The explanations for Hawking radiation are various, and equivalent (taking some liberties to simplify things using virtual particle concepts). One way, you have a quantum field outside a horizon in a Schwarzschild (spherically symmetric) black hole BH, and you write the equation for the field in the gravitational metric. After much manipulation and more, the solutions are sums of terms at different frequencies, and positive or negative frequencies which in the coordinate system used represent ongoing and outgoing particles. These exist even in the ground state of the field, i.e., in vacuum. The Ingoing particles go into the BH horizon (have negative mass and reduce the mass of the BH), and the outgoing ones escape. And they calculate that it's thermal blackbody radiation at a temperature determined by constants and the BH horizon size. And the relation to the mass and horizon area, and the entropy which gets to be proportional to the horizon area. Yes, they have to be pretty careful with redshifts etc, and in which frames you see what. At infinity you see the outgoing particles, and that's the Hawking radiation.

The same is true in rotating BHs.

There are no Black Holes and no horizons in a simple planet or Sun. So the same does not work. It seems that it requires a horizon.

The reason there is some thinking that the same happens anytime there are horizons is that they've found other solutions with horizons, and what happens to fields on one side. For instance, it was determined by Rindler, in his solution, that if you have an accelerating particle in vacuum, as it keeps accelerating to closer to c, a back horizon forms.

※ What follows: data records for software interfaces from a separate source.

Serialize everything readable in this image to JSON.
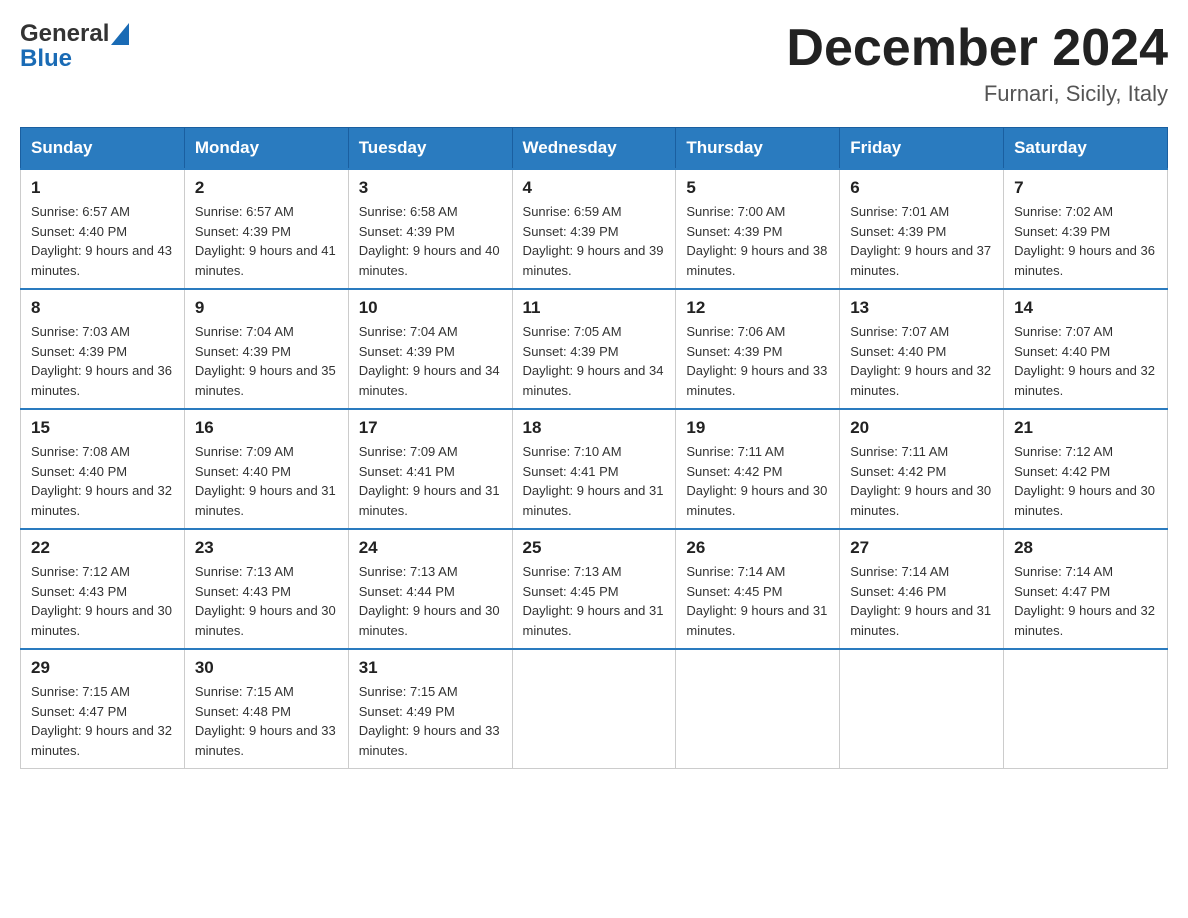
{
  "header": {
    "logo_text_general": "General",
    "logo_text_blue": "Blue",
    "month_title": "December 2024",
    "location": "Furnari, Sicily, Italy"
  },
  "days_of_week": [
    "Sunday",
    "Monday",
    "Tuesday",
    "Wednesday",
    "Thursday",
    "Friday",
    "Saturday"
  ],
  "weeks": [
    [
      {
        "day": "1",
        "sunrise": "Sunrise: 6:57 AM",
        "sunset": "Sunset: 4:40 PM",
        "daylight": "Daylight: 9 hours and 43 minutes."
      },
      {
        "day": "2",
        "sunrise": "Sunrise: 6:57 AM",
        "sunset": "Sunset: 4:39 PM",
        "daylight": "Daylight: 9 hours and 41 minutes."
      },
      {
        "day": "3",
        "sunrise": "Sunrise: 6:58 AM",
        "sunset": "Sunset: 4:39 PM",
        "daylight": "Daylight: 9 hours and 40 minutes."
      },
      {
        "day": "4",
        "sunrise": "Sunrise: 6:59 AM",
        "sunset": "Sunset: 4:39 PM",
        "daylight": "Daylight: 9 hours and 39 minutes."
      },
      {
        "day": "5",
        "sunrise": "Sunrise: 7:00 AM",
        "sunset": "Sunset: 4:39 PM",
        "daylight": "Daylight: 9 hours and 38 minutes."
      },
      {
        "day": "6",
        "sunrise": "Sunrise: 7:01 AM",
        "sunset": "Sunset: 4:39 PM",
        "daylight": "Daylight: 9 hours and 37 minutes."
      },
      {
        "day": "7",
        "sunrise": "Sunrise: 7:02 AM",
        "sunset": "Sunset: 4:39 PM",
        "daylight": "Daylight: 9 hours and 36 minutes."
      }
    ],
    [
      {
        "day": "8",
        "sunrise": "Sunrise: 7:03 AM",
        "sunset": "Sunset: 4:39 PM",
        "daylight": "Daylight: 9 hours and 36 minutes."
      },
      {
        "day": "9",
        "sunrise": "Sunrise: 7:04 AM",
        "sunset": "Sunset: 4:39 PM",
        "daylight": "Daylight: 9 hours and 35 minutes."
      },
      {
        "day": "10",
        "sunrise": "Sunrise: 7:04 AM",
        "sunset": "Sunset: 4:39 PM",
        "daylight": "Daylight: 9 hours and 34 minutes."
      },
      {
        "day": "11",
        "sunrise": "Sunrise: 7:05 AM",
        "sunset": "Sunset: 4:39 PM",
        "daylight": "Daylight: 9 hours and 34 minutes."
      },
      {
        "day": "12",
        "sunrise": "Sunrise: 7:06 AM",
        "sunset": "Sunset: 4:39 PM",
        "daylight": "Daylight: 9 hours and 33 minutes."
      },
      {
        "day": "13",
        "sunrise": "Sunrise: 7:07 AM",
        "sunset": "Sunset: 4:40 PM",
        "daylight": "Daylight: 9 hours and 32 minutes."
      },
      {
        "day": "14",
        "sunrise": "Sunrise: 7:07 AM",
        "sunset": "Sunset: 4:40 PM",
        "daylight": "Daylight: 9 hours and 32 minutes."
      }
    ],
    [
      {
        "day": "15",
        "sunrise": "Sunrise: 7:08 AM",
        "sunset": "Sunset: 4:40 PM",
        "daylight": "Daylight: 9 hours and 32 minutes."
      },
      {
        "day": "16",
        "sunrise": "Sunrise: 7:09 AM",
        "sunset": "Sunset: 4:40 PM",
        "daylight": "Daylight: 9 hours and 31 minutes."
      },
      {
        "day": "17",
        "sunrise": "Sunrise: 7:09 AM",
        "sunset": "Sunset: 4:41 PM",
        "daylight": "Daylight: 9 hours and 31 minutes."
      },
      {
        "day": "18",
        "sunrise": "Sunrise: 7:10 AM",
        "sunset": "Sunset: 4:41 PM",
        "daylight": "Daylight: 9 hours and 31 minutes."
      },
      {
        "day": "19",
        "sunrise": "Sunrise: 7:11 AM",
        "sunset": "Sunset: 4:42 PM",
        "daylight": "Daylight: 9 hours and 30 minutes."
      },
      {
        "day": "20",
        "sunrise": "Sunrise: 7:11 AM",
        "sunset": "Sunset: 4:42 PM",
        "daylight": "Daylight: 9 hours and 30 minutes."
      },
      {
        "day": "21",
        "sunrise": "Sunrise: 7:12 AM",
        "sunset": "Sunset: 4:42 PM",
        "daylight": "Daylight: 9 hours and 30 minutes."
      }
    ],
    [
      {
        "day": "22",
        "sunrise": "Sunrise: 7:12 AM",
        "sunset": "Sunset: 4:43 PM",
        "daylight": "Daylight: 9 hours and 30 minutes."
      },
      {
        "day": "23",
        "sunrise": "Sunrise: 7:13 AM",
        "sunset": "Sunset: 4:43 PM",
        "daylight": "Daylight: 9 hours and 30 minutes."
      },
      {
        "day": "24",
        "sunrise": "Sunrise: 7:13 AM",
        "sunset": "Sunset: 4:44 PM",
        "daylight": "Daylight: 9 hours and 30 minutes."
      },
      {
        "day": "25",
        "sunrise": "Sunrise: 7:13 AM",
        "sunset": "Sunset: 4:45 PM",
        "daylight": "Daylight: 9 hours and 31 minutes."
      },
      {
        "day": "26",
        "sunrise": "Sunrise: 7:14 AM",
        "sunset": "Sunset: 4:45 PM",
        "daylight": "Daylight: 9 hours and 31 minutes."
      },
      {
        "day": "27",
        "sunrise": "Sunrise: 7:14 AM",
        "sunset": "Sunset: 4:46 PM",
        "daylight": "Daylight: 9 hours and 31 minutes."
      },
      {
        "day": "28",
        "sunrise": "Sunrise: 7:14 AM",
        "sunset": "Sunset: 4:47 PM",
        "daylight": "Daylight: 9 hours and 32 minutes."
      }
    ],
    [
      {
        "day": "29",
        "sunrise": "Sunrise: 7:15 AM",
        "sunset": "Sunset: 4:47 PM",
        "daylight": "Daylight: 9 hours and 32 minutes."
      },
      {
        "day": "30",
        "sunrise": "Sunrise: 7:15 AM",
        "sunset": "Sunset: 4:48 PM",
        "daylight": "Daylight: 9 hours and 33 minutes."
      },
      {
        "day": "31",
        "sunrise": "Sunrise: 7:15 AM",
        "sunset": "Sunset: 4:49 PM",
        "daylight": "Daylight: 9 hours and 33 minutes."
      },
      null,
      null,
      null,
      null
    ]
  ]
}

Unruh then found the Unruh effect, and it turns out it emits blackbody radiation, with an equation similar to Hawking's. I have the link to a wiki article on it below, and it has more references. It has another explanation for the effect, but in essence a freely falling observer just sees vacuum and nothing on it, while an accelerated observer sees radiation. The particle number in quantum field theory is not a general relativistic invariant.

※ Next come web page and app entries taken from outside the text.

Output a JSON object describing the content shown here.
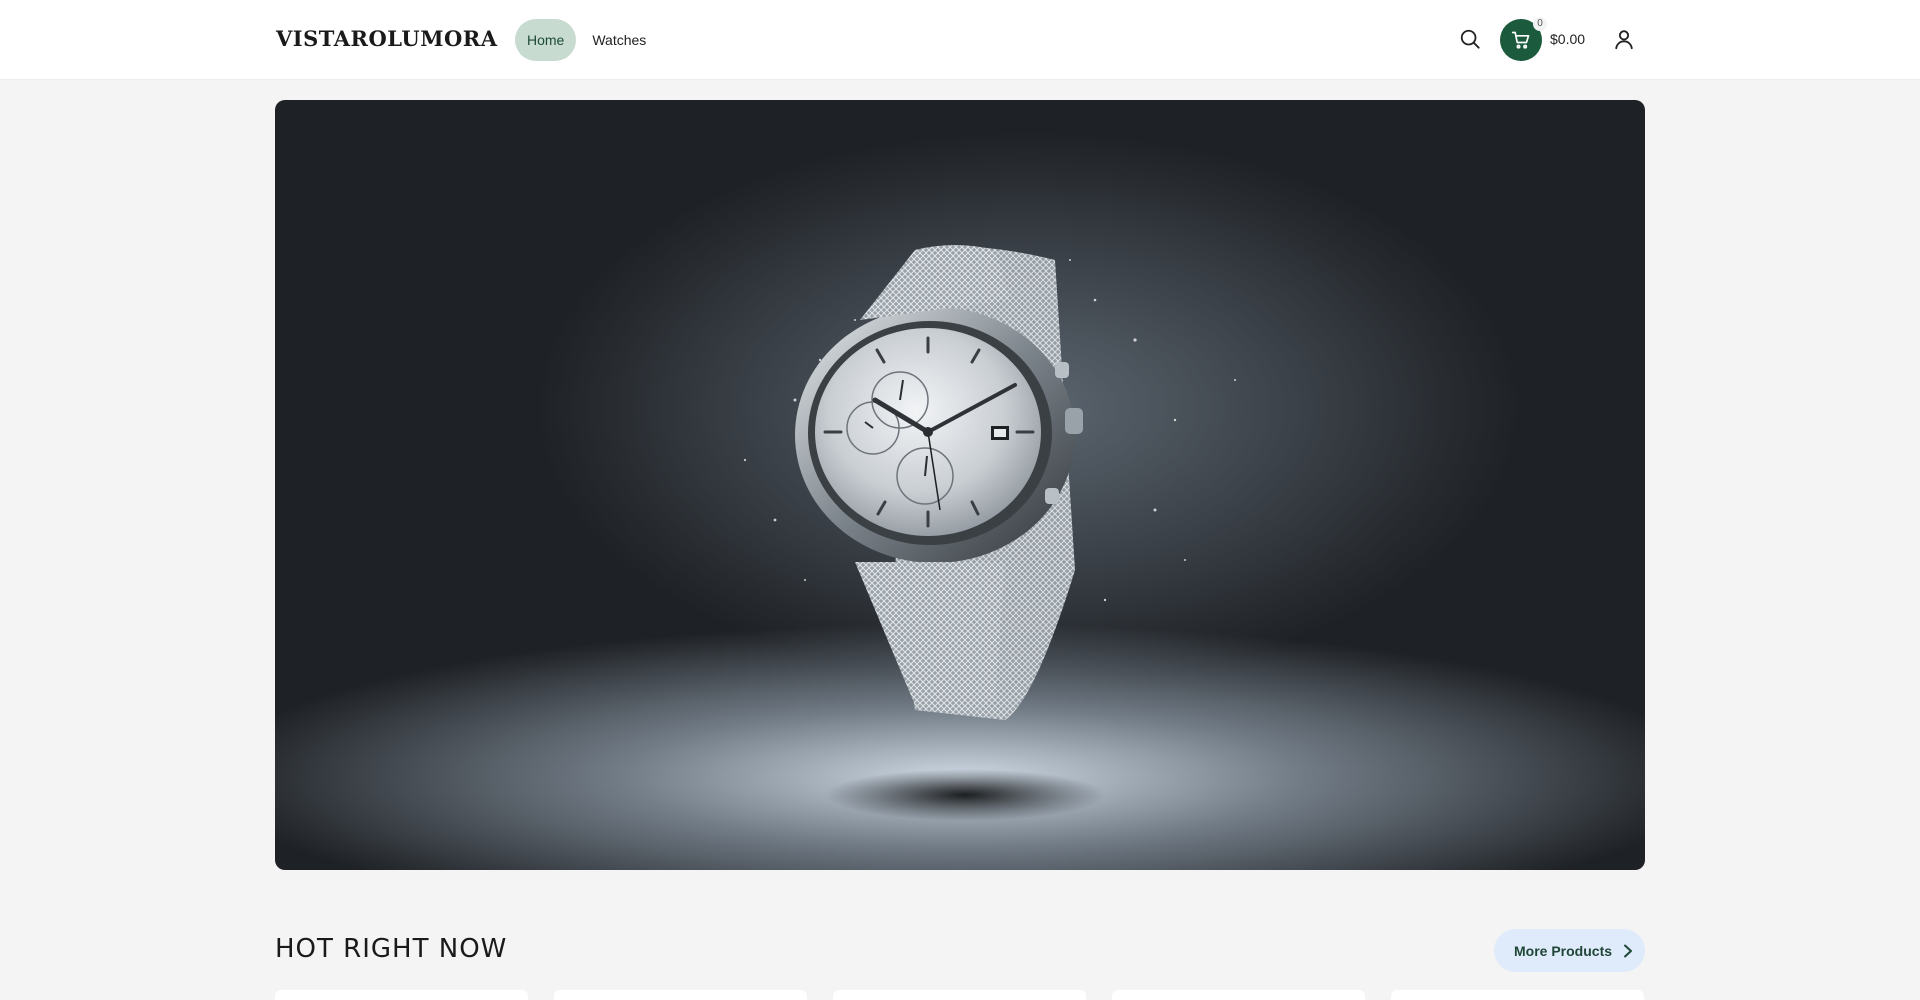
{
  "header": {
    "logo": "VISTAROLUMORA",
    "nav": [
      {
        "label": "Home",
        "active": true
      },
      {
        "label": "Watches",
        "active": false
      }
    ],
    "cart": {
      "count": "0",
      "total": "$0.00"
    },
    "icons": [
      "search-icon",
      "cart-icon",
      "account-icon"
    ]
  },
  "hero": {
    "image": "silver-chronograph-watch-mesh-strap"
  },
  "section": {
    "title": "HOT RIGHT NOW",
    "more_label": "More Products"
  },
  "colors": {
    "accent": "#1b5a3c",
    "nav_active_bg": "#c7dbd1",
    "more_button_bg": "#dfeafa",
    "page_bg": "#f4f4f4"
  }
}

If you think about it the Rindler horizon is also the same as the BH horizon (turns out except for extremal BHs) locally, i.e., close to the horizon, and so the two effects are related. There's been other solutions and attempts to generalize the result to any horizon.

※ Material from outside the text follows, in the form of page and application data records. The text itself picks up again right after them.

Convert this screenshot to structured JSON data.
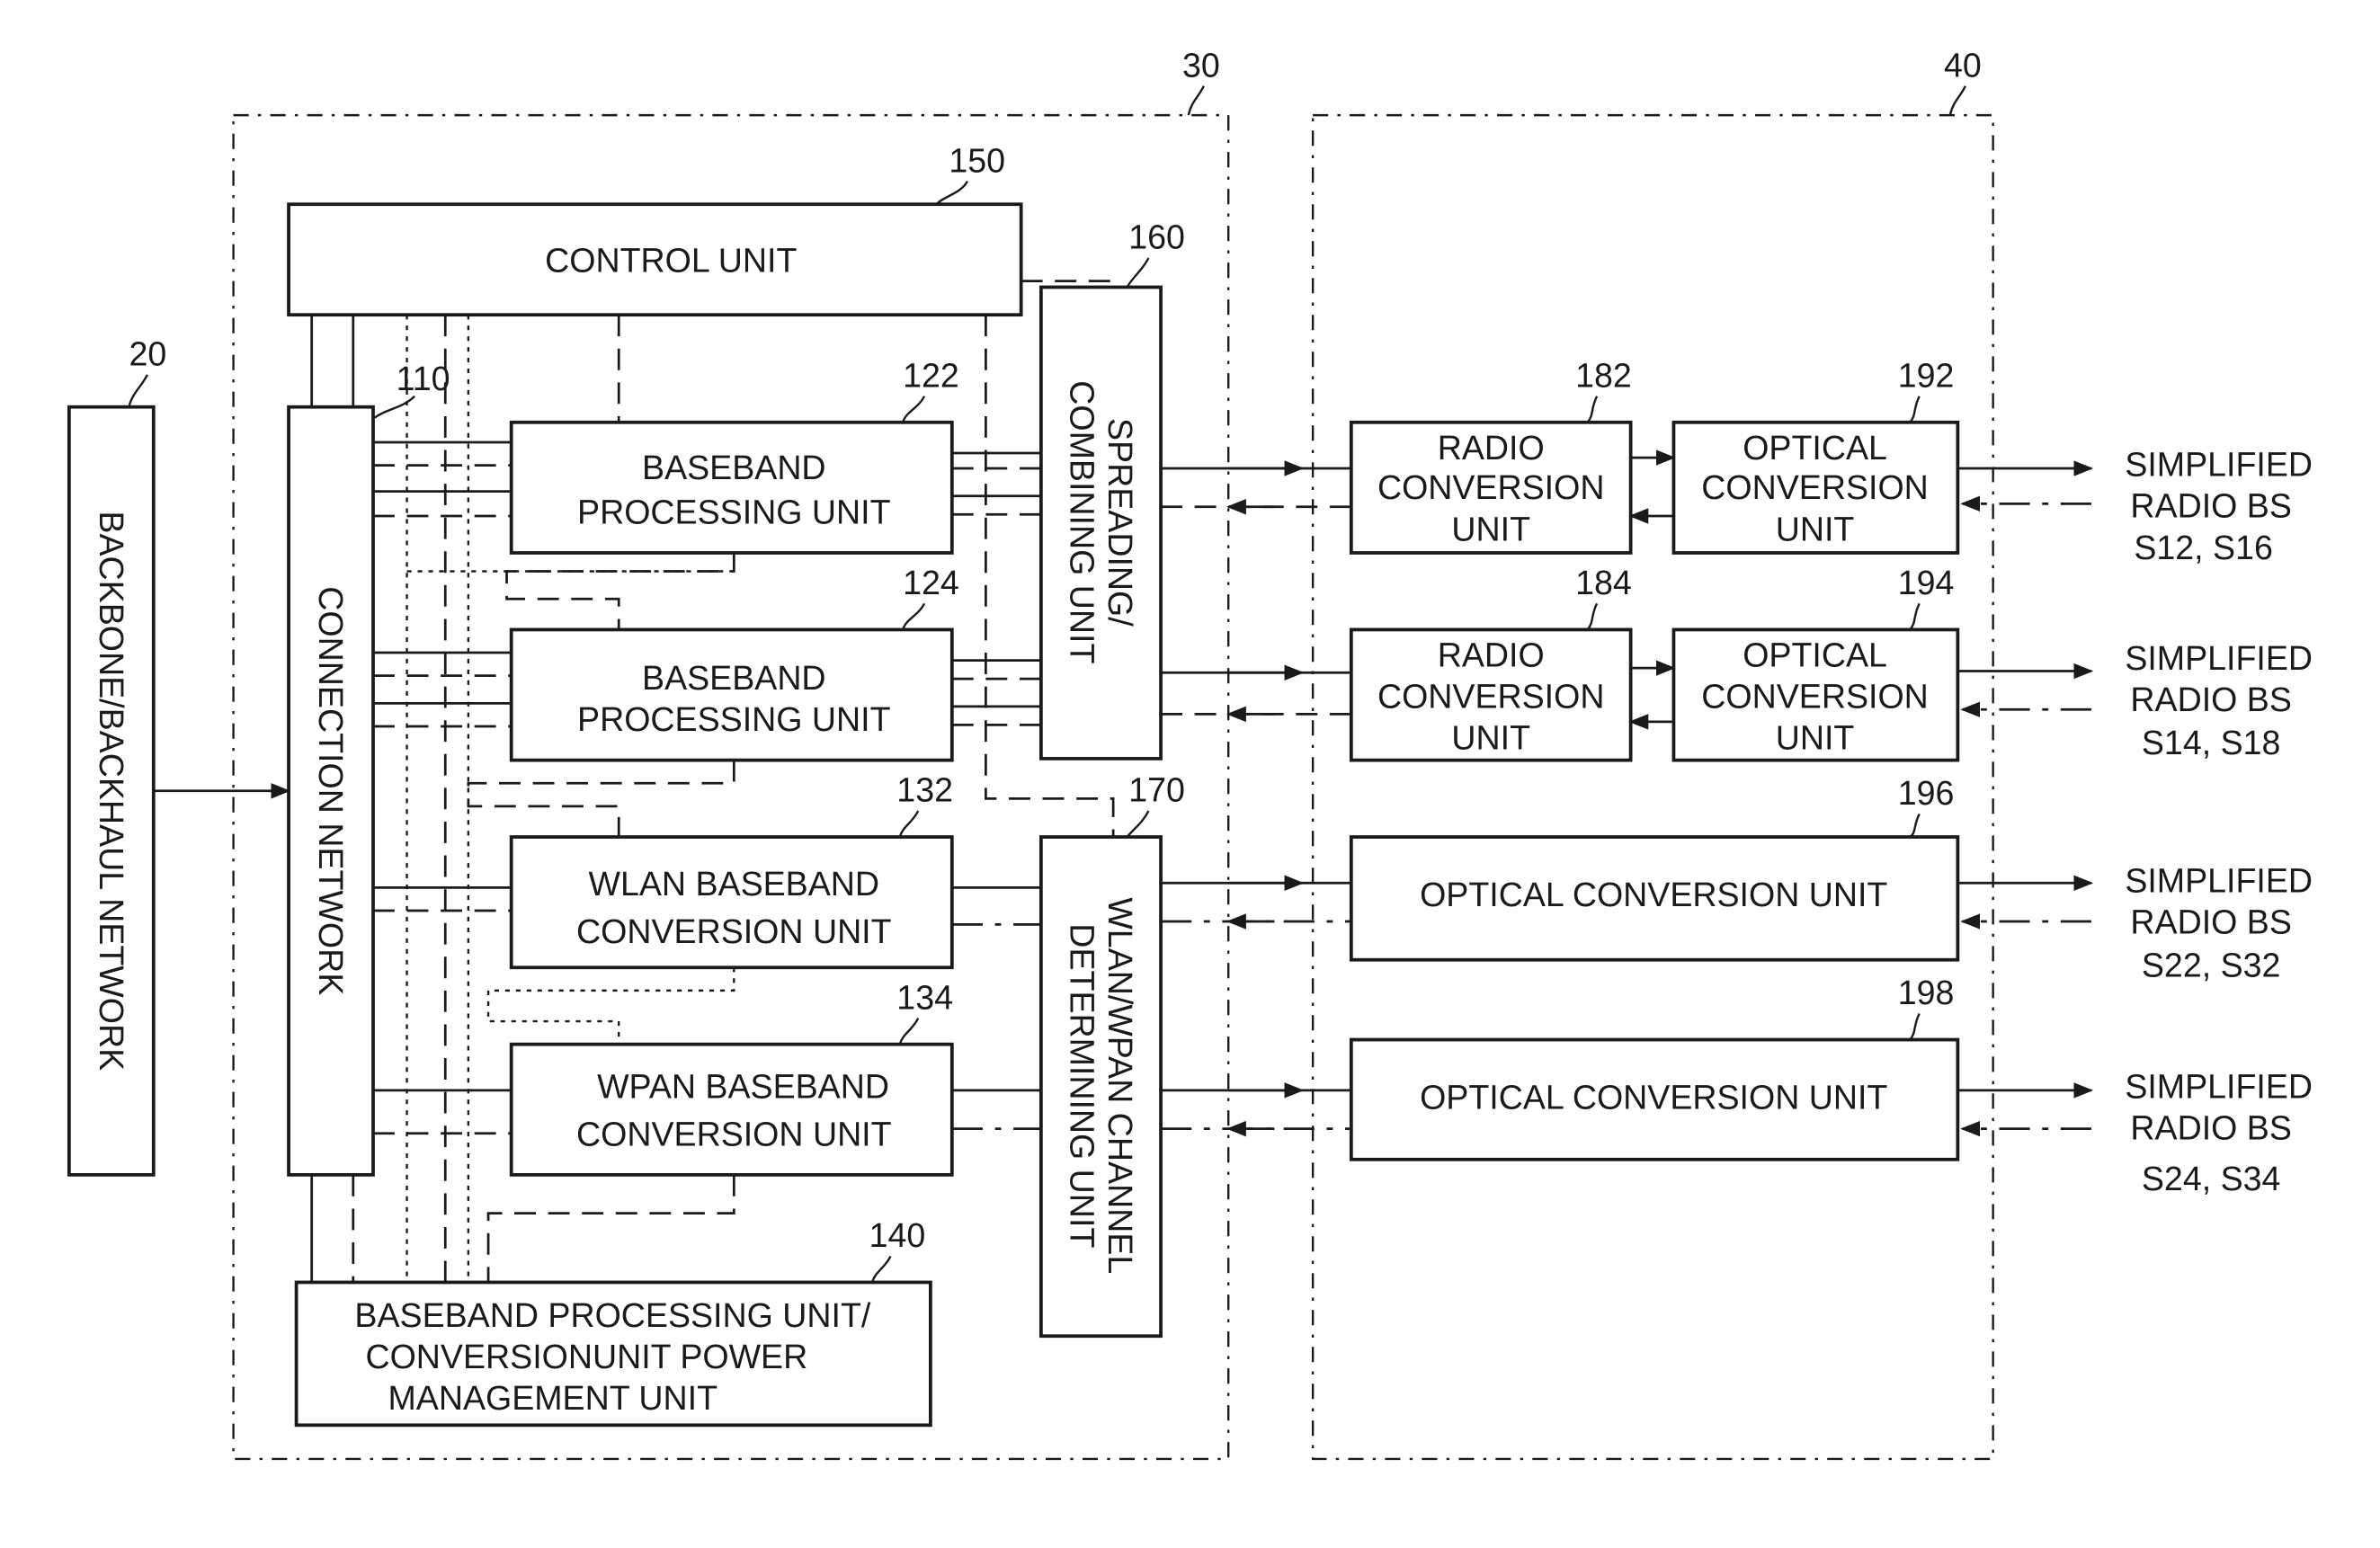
{
  "diagram": {
    "regions": [
      {
        "ref": "30"
      },
      {
        "ref": "40"
      }
    ],
    "backbone": {
      "ref": "20",
      "label": "BACKBONE/BACKHAUL NETWORK"
    },
    "connection_network": {
      "ref": "110",
      "label": "CONNECTION NETWORK"
    },
    "control_unit": {
      "ref": "150",
      "label": "CONTROL UNIT"
    },
    "spreading_unit": {
      "ref": "160",
      "label_line1": "SPREADING/",
      "label_line2": "COMBINING UNIT"
    },
    "channel_unit": {
      "ref": "170",
      "label_line1": "WLAN/WPAN CHANNEL",
      "label_line2": "DETERMINING UNIT"
    },
    "baseband_units": [
      {
        "ref": "122",
        "line1": "BASEBAND",
        "line2": "PROCESSING UNIT"
      },
      {
        "ref": "124",
        "line1": "BASEBAND",
        "line2": "PROCESSING UNIT"
      }
    ],
    "conversion_units": [
      {
        "ref": "132",
        "line1": "WLAN BASEBAND",
        "line2": "CONVERSION UNIT"
      },
      {
        "ref": "134",
        "line1": "WPAN BASEBAND",
        "line2": "CONVERSION UNIT"
      }
    ],
    "power_unit": {
      "ref": "140",
      "line1": "BASEBAND PROCESSING UNIT/",
      "line2": "CONVERSIONUNIT POWER",
      "line3": "MANAGEMENT UNIT"
    },
    "radio_units": [
      {
        "ref": "182",
        "line1": "RADIO",
        "line2": "CONVERSION",
        "line3": "UNIT"
      },
      {
        "ref": "184",
        "line1": "RADIO",
        "line2": "CONVERSION",
        "line3": "UNIT"
      }
    ],
    "optical_units_small": [
      {
        "ref": "192",
        "line1": "OPTICAL",
        "line2": "CONVERSION",
        "line3": "UNIT"
      },
      {
        "ref": "194",
        "line1": "OPTICAL",
        "line2": "CONVERSION",
        "line3": "UNIT"
      }
    ],
    "optical_units_wide": [
      {
        "ref": "196",
        "label": "OPTICAL CONVERSION UNIT"
      },
      {
        "ref": "198",
        "label": "OPTICAL CONVERSION UNIT"
      }
    ],
    "outputs": [
      {
        "line1": "SIMPLIFIED",
        "line2": "RADIO BS",
        "line3": "S12, S16"
      },
      {
        "line1": "SIMPLIFIED",
        "line2": "RADIO BS",
        "line3": "S14, S18"
      },
      {
        "line1": "SIMPLIFIED",
        "line2": "RADIO BS",
        "line3": "S22, S32"
      },
      {
        "line1": "SIMPLIFIED",
        "line2": "RADIO BS",
        "line3": "S24, S34"
      }
    ]
  }
}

I do not know if it generalizes to any horizon but I've read 'popular' articles that say so. Still, I've not investigated the scientific literature fully.

The effect has not been observed, but the Hawking result is widely accepted, Unruh also more or less.

But nothing like that process seems reasonable for just any body. It'll be interesting if LHC discovers any microscopic BHs, because it would then also detect (and it might be the only way to see the BH) the Hawking radiation which for very small BHs, upon extinction, would be a small mini explosion as the BH lifetime is inversely proportional to its mass and horizon size.

  • $\begingroup$ Thanks for you answer. It seems that we are hoovering with same arguments over the question without delineating well the real origin and machinery of the effect. $\endgroup$
    – Bob
    Jan 15, 2017 at 22:21
  • $\begingroup$ Yes, per my answer, the real origin has been clearly noted in Hawking and Unruh radiation: an accelerated reference frame (one case, due to gravitation, one due to acceleration) where the ground state of a quantum field has positive and negative freqs, ingoing and outgoing, and the ingoing ones get swept into the horizon, the outgoing one are the radiation. The fact that accelerated observers will see particles (horizon radiation) in otherwise vacuum spacetime is an accepted and understood effect of a quantum fields in spacetime. In SR particle number is not defined in an accelerated frame. $\endgroup$
    – Bob Bee
    Jan 16, 2017 at 3:16
  • $\begingroup$ Or rather, is not invariant to transformations to another frame with different acceleration. $\endgroup$
    – Bob Bee
    Jan 17, 2017 at 5:07

Your Answer

By clicking “Post Your Answer”, you agree to our terms of service, privacy policy and cookie policy

Not the answer you're looking for? Browse other questions tagged or ask your own question.